Did you find that maths helped you a lot in your career?  

Maths helped me to develop and enhance my problem solving skills. I problem solve on a daily basis.

Questions for an electrical engineer

How soon after graduating engineering did you do your MBA and how has it helped your career?

Commenced studying for my MBA about 4 years after graduating. Recommend that you work and gain experience before any further studies (unless you want to do research) because that will help you understand the course better and after getting experience you have a better idea of what you want to do with your career. I apply what I have learnt in my MBA for about 60% of what I do.

Is there more opportunities working remotely as an electrical engineer or are there also good jobs in the city?

Electrical engineer has more opportunities in the city compared to other specialised engineers (such as oil and gas or minning or chemical engineers). Electrical engineer can work on projects such as buildings, power plants, water plants, railways etc which are all based in the city.

Questions for an AR/VR technologist

Was it difficult to get NASA to accept your robot on the ISS?

The robot actually belongs to NASA! They lent it to my company because oil & gas surprisingly shares a lot of similarities with space (e.g. opening a valve, opening an airlock), so we were a good fit to test out and improve the robot’s capabilities.

Questions for an environmental PHD student

What did you not enjoy about bushcare, and how does your work now compare with that?

Being a bushcare officer had a lot of awesome things going for it, like organising community events and assessing bushland for ‘Land for Wildlife’, but unfortunately I was working alone (mainly) and I realised how much I love being part of a team. The majority of the work also involved assessing fences for farmers who wanted to fence off bushland on their farms. Although this is great in theory, it just wasn’t for me.

Questions for an ecologist

How do you keep a track on the counting of animals like the red tailed black cockatoos?

Good data management! In the field I had a paper datasheet where I wrote down important information like the date, time, location (GPS coordinates and street address), number of cockatoos, and what they were eating. Then when I got back to the computer I would download the videos to my computer, add the video number to the datasheet, and then add all the data to a big spreadsheet.

What do you think you might do in the future when you finish your PhD?

In order for data to be useful you need at minimum a date, location, and species ID. You can start collecting your own data by writing species observations in a notebook, or by using something like iNaturalist on a phone. You can add the data you collect to projects run by scientists and researchers, which then makes you a Citizen Scientist. It’s a great way to be involved in science from your own backyard or local bushland!

Your research sounds very interesting. Also, was the bird you were banding in that photo a Bower Bird?

Good eye! Yes, that was a Bowerbird! Specifically a young male Satin Bowerbird.
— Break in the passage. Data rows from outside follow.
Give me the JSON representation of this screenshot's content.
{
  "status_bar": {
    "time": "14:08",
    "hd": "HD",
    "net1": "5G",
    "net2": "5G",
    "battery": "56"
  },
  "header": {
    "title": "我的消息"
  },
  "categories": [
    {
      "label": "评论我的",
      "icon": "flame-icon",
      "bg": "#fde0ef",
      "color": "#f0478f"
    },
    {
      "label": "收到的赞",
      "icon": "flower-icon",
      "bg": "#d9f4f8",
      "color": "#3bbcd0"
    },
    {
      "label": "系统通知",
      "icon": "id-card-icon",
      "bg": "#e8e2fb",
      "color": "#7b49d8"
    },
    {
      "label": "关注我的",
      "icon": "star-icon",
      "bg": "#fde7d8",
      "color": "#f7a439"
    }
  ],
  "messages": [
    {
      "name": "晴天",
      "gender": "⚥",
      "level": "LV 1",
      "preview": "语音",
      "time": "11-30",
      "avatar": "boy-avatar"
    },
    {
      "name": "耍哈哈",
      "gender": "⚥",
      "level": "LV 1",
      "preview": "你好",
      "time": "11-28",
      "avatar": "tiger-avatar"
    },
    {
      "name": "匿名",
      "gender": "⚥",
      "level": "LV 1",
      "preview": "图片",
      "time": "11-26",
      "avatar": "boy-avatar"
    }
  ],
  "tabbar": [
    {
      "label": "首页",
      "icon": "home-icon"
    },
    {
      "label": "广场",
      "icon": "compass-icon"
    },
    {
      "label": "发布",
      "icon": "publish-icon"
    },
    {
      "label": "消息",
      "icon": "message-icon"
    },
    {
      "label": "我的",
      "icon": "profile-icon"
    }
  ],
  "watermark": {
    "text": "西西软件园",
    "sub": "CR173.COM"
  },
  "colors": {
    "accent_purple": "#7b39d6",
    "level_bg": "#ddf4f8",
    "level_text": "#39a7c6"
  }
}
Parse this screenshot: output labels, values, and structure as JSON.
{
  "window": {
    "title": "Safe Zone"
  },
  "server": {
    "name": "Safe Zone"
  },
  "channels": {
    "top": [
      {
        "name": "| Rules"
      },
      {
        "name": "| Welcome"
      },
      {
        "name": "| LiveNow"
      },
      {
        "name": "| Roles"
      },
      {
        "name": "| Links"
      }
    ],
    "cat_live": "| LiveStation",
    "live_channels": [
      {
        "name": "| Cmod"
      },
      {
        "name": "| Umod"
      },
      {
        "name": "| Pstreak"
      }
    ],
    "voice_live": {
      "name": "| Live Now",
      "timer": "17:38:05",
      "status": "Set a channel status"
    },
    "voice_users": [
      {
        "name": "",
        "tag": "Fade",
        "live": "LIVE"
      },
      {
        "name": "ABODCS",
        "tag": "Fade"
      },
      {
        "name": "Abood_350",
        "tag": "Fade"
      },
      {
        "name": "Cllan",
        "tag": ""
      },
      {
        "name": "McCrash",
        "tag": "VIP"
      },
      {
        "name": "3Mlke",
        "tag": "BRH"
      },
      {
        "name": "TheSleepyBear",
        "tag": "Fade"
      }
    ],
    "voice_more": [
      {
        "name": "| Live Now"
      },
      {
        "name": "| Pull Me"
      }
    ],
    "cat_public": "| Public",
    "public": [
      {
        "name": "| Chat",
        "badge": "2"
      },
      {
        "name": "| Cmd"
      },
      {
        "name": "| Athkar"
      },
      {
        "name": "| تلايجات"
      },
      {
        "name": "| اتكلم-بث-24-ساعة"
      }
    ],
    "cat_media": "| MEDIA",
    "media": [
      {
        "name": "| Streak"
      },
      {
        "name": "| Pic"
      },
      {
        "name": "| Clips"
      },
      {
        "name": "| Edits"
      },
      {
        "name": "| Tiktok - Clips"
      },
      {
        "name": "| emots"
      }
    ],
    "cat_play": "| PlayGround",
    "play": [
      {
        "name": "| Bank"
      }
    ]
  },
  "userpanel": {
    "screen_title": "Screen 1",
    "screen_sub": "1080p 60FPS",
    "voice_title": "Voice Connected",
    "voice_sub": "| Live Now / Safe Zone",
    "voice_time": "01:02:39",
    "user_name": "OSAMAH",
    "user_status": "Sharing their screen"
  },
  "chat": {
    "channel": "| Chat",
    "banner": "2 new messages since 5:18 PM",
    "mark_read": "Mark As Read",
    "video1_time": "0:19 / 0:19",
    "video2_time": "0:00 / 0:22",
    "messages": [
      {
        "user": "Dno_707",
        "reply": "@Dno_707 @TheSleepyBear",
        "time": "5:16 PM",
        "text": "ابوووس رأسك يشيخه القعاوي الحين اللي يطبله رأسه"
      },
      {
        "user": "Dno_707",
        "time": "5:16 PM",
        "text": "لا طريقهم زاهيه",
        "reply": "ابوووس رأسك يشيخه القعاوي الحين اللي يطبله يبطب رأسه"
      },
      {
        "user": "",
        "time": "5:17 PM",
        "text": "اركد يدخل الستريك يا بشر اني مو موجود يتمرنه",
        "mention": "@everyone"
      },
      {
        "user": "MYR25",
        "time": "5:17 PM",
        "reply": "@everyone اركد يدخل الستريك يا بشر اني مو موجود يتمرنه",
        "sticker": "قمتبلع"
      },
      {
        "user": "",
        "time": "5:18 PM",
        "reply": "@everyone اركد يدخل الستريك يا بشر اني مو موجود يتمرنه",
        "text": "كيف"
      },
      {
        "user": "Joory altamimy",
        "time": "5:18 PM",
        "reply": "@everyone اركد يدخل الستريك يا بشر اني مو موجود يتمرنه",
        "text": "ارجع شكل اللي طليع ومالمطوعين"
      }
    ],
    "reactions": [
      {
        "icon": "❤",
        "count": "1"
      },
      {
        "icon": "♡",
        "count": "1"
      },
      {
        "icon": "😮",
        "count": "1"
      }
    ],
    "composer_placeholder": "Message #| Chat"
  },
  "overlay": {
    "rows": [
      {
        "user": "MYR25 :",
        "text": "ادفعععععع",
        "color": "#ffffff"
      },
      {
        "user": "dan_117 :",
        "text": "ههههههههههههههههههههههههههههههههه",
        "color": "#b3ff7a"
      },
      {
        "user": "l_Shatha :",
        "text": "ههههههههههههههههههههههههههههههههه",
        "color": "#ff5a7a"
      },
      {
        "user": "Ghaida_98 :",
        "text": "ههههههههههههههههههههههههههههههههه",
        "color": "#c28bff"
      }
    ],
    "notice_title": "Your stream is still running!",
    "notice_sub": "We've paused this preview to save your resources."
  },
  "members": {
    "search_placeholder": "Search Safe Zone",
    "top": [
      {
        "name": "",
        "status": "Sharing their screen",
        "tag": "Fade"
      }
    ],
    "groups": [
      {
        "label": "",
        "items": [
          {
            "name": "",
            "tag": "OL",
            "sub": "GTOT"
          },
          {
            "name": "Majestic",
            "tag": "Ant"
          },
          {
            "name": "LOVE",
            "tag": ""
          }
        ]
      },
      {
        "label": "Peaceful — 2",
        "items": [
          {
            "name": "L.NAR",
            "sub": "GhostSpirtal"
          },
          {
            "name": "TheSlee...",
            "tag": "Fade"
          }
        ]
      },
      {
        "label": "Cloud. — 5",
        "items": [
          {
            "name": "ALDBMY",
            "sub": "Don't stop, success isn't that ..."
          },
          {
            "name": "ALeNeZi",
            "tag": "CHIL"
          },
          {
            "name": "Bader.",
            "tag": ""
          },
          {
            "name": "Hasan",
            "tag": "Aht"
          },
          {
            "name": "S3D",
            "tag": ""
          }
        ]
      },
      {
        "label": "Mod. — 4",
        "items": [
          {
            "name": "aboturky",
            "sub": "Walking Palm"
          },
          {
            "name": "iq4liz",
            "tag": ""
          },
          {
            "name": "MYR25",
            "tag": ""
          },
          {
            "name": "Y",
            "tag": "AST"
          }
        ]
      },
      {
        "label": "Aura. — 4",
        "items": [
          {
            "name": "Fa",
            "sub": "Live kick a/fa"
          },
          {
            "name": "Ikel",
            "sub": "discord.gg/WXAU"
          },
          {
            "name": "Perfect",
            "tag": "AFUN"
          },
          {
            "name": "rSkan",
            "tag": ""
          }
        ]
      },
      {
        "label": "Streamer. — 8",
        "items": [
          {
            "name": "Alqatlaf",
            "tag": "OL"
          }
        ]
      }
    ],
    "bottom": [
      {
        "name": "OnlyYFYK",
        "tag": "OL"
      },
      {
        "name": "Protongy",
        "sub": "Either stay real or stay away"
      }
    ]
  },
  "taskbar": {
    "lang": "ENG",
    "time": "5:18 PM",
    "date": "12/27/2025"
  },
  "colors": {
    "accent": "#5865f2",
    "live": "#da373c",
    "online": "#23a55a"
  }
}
Only adult males have shiny blue-black plumage, and the females and juveniles have lovely scalloped green plumage. Did you know that juvenile male bowerbirds will apprentice with an adult male for up to 7 years to learn how to build a bower and impress the ladies? So cool!